“At the start of the season, I don’t think a lot of people thought we could make it to the state championship game,” said Lummi head coach Jerome Toby. “But we came together as brothers, and I am proud of them all.”

Heading into the state tournament beginning Thursday, March 2, not only were the Blackhawks underdogs, but according to senior captain Trazil Lane, only 4 percent of high school basketball experts picked Lummi to reach the state final.

After defeating Yakima Tribal in the regional round, Lummi earned a first-round bye. The Blackhawks knocked off Muckleshoot Tribal School, and then beat Almira-Coulee-Hartline 47-41 in the semi-finals to earn a spot in the state title game for the second time in three years.

“We battled through a lot to get here,” Lane said. “I think a lot of people thought we would just go two-and-out.”

Out of the gate in the championship game Saturday, March 4, it appeared as though it might be Lummi’s night. Freshman Caleb Ravey drained a three to open the game, and Lummi hit another basket for an early 6-0 lead.

But the game was defensive on both ends. Twins Free and Raven Borsey pressured the ball immediately, Lane seemed to be everywhere, and Mike Washington, Shawn Diggs and Keegan Jojola made their presence known down low.

But Sunnyside Christian played tough, physical defense as well. They keyed in on Lane – the top player in all of class 1B and Lummi’s go-to guy. They also forced Lummi to take some contested shots.

Still, at the end of the first quarter Lummi had a 12-8 lead.

The Blackhawks continued to play aggressive on defense, but Sunnyside Christian was able to get back into it by moving the ball around and feeding to their talented post players.

Lummi gambled on more than a few occasions, trying to steal the ball, but narrowly missed, allowing Sunnyside Christian to get an open look to the hoop.

At the end of the first half it was tied at 19.

The third quarter remained close with Lummi taking a 33-31 lead at the end of it. To start the fourth quarter, Sunnyside Christian’s Lucas Dykstra hit a three-pointer, which seemed to be the turning point in the game.
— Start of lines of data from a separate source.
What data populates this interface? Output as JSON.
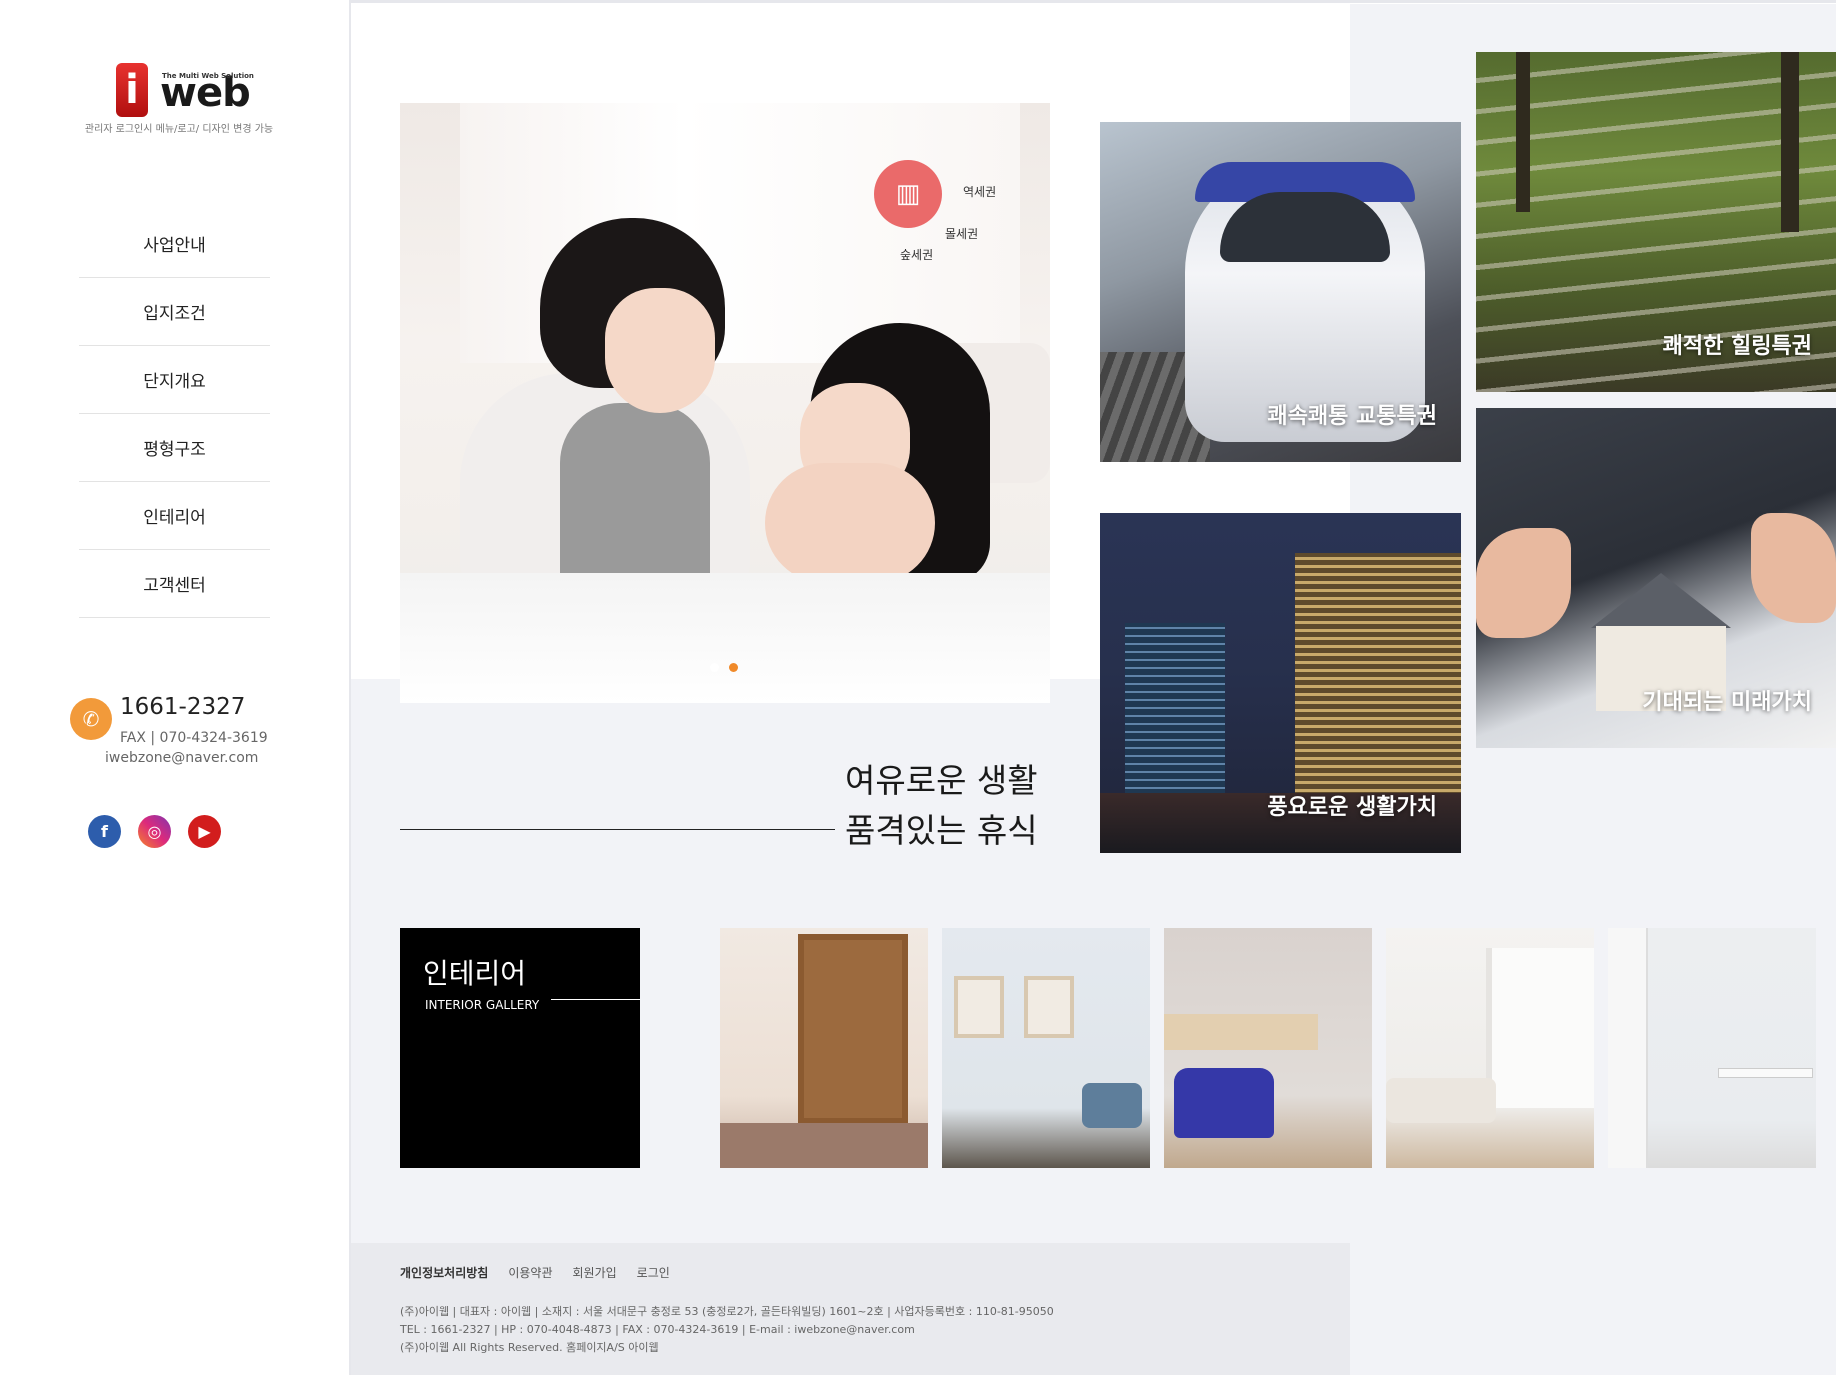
{
  "logo": {
    "mark": "i",
    "word": "web",
    "tagline": "The Multi Web Solution",
    "sub": "관리자 로그인시 메뉴/로고/ 디자인 변경 가능"
  },
  "nav": [
    "사업안내",
    "입지조건",
    "단지개요",
    "평형구조",
    "인테리어",
    "고객센터"
  ],
  "contact": {
    "phone": "1661-2327",
    "fax": "FAX | 070-4324-3619",
    "email": "iwebzone@naver.com"
  },
  "sns": [
    "facebook-icon",
    "instagram-icon",
    "youtube-icon"
  ],
  "hero": {
    "badge_labels": [
      "역세권",
      "몰세권",
      "숲세권"
    ],
    "slide_count": 2,
    "active_slide": 2
  },
  "slogan": {
    "line1": "여유로운 생활",
    "line2": "품격있는 휴식"
  },
  "tiles": {
    "train": "쾌속쾌통 교통특권",
    "forest": "쾌적한 힐링특권",
    "city": "풍요로운 생활가치",
    "house": "기대되는 미래가치"
  },
  "gallery": {
    "title": "인테리어",
    "subtitle": "INTERIOR GALLERY",
    "images": [
      "interior-bookshelf",
      "interior-frames",
      "interior-blue-chair",
      "interior-white-living",
      "interior-kitchen"
    ]
  },
  "footer": {
    "links": [
      "개인정보처리방침",
      "이용약관",
      "회원가입",
      "로그인"
    ],
    "info": [
      "(주)아이웹 | 대표자 : 아이웹 | 소재지 : 서울 서대문구 충정로 53 (충정로2가, 골든타워빌딩) 1601~2호 | 사업자등록번호 : 110-81-95050",
      "TEL : 1661-2327 | HP : 070-4048-4873 | FAX : 070-4324-3619 | E-mail : iwebzone@naver.com",
      "(주)아이웹 All Rights Reserved.    홈페이지A/S 아이웹"
    ]
  },
  "colors": {
    "accent": "#f08a2a",
    "badge": "#ea6a6a",
    "bg": "#f2f3f7"
  }
}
Sunnyside Christian turned Lummi turnovers into fast-break points. In a matter of just a couple of minutes, Sunnyside Christian had taken a 42-35 lead.

Lummi made a small push at the end, but it wasn’t enough and the Blackhawks were on the losing end of a 47-40 game.

“There was just those couple stretches there in the third and fourth quarters where they outplayed us and that was the difference in the game,” said Toby. “If we played them again I’d like our chances, but unfortunately it doesn’t work like that. We did everything we could and I am proud of our guys. (Sunnyside Christian) just made a couple more shots.”

Toby said he knows the team feels down right now, but he told his boys to hold their heads high — they made it to state finals and that is not an easy thing to do.

“They played the game the right way. It was never about me; it was always about us,” said Toby. “And that is what I am most proud of.”

Lummi will have several talented players returning next season in Revey, Washington and Noah Toby, to name a few, but a strong group of seniors will be lost.

The seniors are Free and Raven Borsey, John Ballew, Trazil Lane, Keegan Jojola and Shawn Diggs. They will certainly be leaving behind quite the legacy at Lummi High School.

“I just want to tell those guys ‘thank you,’” Toby said of the seniors. “They are a class act and I am thankful I was able to coach them and I know they will continue to support us and they will move on to do good things.”